======== DATA SHOWN ========
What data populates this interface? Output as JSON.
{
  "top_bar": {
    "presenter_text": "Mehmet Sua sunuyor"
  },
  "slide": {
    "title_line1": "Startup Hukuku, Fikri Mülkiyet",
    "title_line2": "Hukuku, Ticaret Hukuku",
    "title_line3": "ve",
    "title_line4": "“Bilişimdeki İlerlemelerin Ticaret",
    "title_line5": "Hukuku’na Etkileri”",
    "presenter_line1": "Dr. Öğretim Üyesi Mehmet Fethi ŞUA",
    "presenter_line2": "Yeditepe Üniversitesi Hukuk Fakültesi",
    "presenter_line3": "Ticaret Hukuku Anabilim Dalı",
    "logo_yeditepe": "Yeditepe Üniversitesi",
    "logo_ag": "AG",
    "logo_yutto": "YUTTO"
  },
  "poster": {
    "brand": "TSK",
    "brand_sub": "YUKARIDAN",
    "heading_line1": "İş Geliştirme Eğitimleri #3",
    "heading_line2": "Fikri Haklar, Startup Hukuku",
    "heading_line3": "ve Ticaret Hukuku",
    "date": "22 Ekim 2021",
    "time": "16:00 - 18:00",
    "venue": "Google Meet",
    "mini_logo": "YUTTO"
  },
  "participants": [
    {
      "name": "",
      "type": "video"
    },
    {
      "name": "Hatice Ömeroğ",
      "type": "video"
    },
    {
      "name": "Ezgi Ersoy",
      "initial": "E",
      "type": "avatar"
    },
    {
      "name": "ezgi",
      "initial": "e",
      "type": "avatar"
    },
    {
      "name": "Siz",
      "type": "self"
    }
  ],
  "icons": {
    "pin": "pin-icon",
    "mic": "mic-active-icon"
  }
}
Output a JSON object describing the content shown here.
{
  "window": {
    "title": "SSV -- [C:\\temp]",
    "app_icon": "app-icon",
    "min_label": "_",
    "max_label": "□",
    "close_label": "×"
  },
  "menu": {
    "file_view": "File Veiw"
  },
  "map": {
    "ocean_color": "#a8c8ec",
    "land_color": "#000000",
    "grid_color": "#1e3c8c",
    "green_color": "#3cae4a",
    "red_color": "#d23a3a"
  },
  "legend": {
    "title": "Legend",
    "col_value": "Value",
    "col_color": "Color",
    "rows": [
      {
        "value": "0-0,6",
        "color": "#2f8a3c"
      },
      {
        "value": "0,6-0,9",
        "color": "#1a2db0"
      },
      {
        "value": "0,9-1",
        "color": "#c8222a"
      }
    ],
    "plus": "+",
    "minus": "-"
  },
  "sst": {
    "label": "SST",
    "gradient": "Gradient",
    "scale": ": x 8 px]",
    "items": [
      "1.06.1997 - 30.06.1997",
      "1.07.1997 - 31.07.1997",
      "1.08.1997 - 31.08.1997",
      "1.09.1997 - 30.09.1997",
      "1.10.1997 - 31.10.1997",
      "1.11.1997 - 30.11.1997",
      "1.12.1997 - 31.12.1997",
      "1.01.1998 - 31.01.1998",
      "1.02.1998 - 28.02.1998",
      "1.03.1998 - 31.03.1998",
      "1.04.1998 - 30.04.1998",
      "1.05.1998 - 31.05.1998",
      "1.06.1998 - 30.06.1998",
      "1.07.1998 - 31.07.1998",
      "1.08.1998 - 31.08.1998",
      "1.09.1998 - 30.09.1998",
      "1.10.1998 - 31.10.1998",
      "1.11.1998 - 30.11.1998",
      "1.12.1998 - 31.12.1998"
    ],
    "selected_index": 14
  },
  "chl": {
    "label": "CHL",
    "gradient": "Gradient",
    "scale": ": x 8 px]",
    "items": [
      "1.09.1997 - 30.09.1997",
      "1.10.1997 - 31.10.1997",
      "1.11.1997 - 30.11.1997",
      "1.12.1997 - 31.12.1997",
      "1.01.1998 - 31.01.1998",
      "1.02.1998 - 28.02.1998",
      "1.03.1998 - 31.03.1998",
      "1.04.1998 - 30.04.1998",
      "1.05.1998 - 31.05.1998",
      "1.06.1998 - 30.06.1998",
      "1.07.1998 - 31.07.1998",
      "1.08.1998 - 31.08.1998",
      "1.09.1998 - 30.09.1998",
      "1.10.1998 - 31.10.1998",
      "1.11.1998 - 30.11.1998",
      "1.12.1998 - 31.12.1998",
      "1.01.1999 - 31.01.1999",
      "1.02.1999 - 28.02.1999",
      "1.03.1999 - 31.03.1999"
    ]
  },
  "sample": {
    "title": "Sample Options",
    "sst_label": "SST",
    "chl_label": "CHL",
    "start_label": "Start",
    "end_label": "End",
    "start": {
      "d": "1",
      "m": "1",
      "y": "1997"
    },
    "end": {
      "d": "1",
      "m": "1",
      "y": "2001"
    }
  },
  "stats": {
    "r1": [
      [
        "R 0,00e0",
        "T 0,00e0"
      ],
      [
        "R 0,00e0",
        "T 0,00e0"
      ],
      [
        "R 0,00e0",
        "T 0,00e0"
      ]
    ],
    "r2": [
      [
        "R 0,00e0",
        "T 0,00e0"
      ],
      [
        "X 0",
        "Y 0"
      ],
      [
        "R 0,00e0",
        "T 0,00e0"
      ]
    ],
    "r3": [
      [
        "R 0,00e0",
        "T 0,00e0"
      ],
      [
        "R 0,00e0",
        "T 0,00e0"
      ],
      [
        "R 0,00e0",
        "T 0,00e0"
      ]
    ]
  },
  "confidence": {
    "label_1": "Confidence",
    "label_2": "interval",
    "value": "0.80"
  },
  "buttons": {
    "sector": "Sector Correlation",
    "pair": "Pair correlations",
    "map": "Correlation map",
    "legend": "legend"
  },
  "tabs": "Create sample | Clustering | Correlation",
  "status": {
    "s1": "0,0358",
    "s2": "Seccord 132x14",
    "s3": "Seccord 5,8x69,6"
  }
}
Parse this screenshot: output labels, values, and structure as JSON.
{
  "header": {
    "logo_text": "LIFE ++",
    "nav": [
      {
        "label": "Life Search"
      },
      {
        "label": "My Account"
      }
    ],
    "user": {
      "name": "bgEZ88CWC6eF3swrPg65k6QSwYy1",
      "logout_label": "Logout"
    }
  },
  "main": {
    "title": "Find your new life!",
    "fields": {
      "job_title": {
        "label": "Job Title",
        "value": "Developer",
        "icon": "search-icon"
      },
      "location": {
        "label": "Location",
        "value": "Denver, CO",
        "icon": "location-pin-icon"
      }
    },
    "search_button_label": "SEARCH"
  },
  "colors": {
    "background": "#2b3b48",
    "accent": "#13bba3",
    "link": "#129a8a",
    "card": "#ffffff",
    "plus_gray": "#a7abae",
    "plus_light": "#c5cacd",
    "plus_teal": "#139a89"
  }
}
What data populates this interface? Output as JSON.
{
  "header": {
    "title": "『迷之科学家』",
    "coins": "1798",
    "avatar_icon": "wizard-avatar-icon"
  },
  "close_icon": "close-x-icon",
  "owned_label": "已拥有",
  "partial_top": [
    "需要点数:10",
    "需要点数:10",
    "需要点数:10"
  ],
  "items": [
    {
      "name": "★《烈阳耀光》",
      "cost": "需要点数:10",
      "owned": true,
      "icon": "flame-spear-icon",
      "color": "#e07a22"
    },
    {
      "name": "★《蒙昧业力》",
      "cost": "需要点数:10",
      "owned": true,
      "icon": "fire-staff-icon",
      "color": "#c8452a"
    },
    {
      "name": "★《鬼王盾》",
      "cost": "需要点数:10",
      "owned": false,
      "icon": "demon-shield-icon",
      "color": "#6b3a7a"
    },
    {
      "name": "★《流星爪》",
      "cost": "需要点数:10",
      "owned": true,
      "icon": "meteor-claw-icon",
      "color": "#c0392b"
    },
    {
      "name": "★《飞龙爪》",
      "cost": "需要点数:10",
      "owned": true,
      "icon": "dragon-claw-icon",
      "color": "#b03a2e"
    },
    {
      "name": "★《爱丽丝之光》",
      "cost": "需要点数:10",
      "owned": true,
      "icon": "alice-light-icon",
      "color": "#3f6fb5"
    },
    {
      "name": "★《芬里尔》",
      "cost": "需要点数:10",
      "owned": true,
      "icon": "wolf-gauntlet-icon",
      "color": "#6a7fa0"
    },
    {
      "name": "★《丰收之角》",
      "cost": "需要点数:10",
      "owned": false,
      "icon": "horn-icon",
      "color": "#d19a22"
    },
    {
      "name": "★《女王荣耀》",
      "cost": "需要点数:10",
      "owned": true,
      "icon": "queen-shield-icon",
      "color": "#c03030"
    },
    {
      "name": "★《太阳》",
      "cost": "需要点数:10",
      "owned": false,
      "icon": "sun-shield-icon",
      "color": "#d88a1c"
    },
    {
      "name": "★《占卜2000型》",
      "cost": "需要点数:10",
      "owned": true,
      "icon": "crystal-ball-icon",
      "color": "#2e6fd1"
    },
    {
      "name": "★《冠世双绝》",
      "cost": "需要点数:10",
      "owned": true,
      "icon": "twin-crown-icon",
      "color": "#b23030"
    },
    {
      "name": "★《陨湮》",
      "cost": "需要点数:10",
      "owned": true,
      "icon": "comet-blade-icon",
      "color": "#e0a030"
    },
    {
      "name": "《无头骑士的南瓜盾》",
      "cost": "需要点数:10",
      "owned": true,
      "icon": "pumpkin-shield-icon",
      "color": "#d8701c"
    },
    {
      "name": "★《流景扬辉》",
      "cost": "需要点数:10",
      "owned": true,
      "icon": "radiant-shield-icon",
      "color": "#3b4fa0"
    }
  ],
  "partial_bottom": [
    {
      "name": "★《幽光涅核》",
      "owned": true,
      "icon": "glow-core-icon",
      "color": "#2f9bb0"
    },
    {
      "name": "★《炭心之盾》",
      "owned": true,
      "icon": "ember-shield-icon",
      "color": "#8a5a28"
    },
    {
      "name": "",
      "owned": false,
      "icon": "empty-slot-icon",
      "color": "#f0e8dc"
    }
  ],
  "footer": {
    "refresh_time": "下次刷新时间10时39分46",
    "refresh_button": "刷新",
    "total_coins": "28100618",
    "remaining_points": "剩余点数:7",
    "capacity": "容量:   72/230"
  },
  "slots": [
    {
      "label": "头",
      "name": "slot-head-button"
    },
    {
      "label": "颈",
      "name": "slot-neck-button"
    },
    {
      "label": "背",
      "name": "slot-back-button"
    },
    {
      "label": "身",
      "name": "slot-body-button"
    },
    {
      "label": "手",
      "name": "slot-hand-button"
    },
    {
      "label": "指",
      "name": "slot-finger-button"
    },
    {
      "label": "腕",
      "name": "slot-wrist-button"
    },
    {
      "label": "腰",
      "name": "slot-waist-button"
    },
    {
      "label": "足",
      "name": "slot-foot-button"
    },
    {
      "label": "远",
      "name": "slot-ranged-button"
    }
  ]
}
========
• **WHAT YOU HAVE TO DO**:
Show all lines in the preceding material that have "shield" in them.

• **ANSWER FOR THIS EXERCISE**:
      "icon": "demon-shield-icon",
      "icon": "queen-shield-icon",
      "icon": "sun-shield-icon",
      "icon": "pumpkin-shield-icon",
      "icon": "radiant-shield-icon",
      "icon": "ember-shield-icon",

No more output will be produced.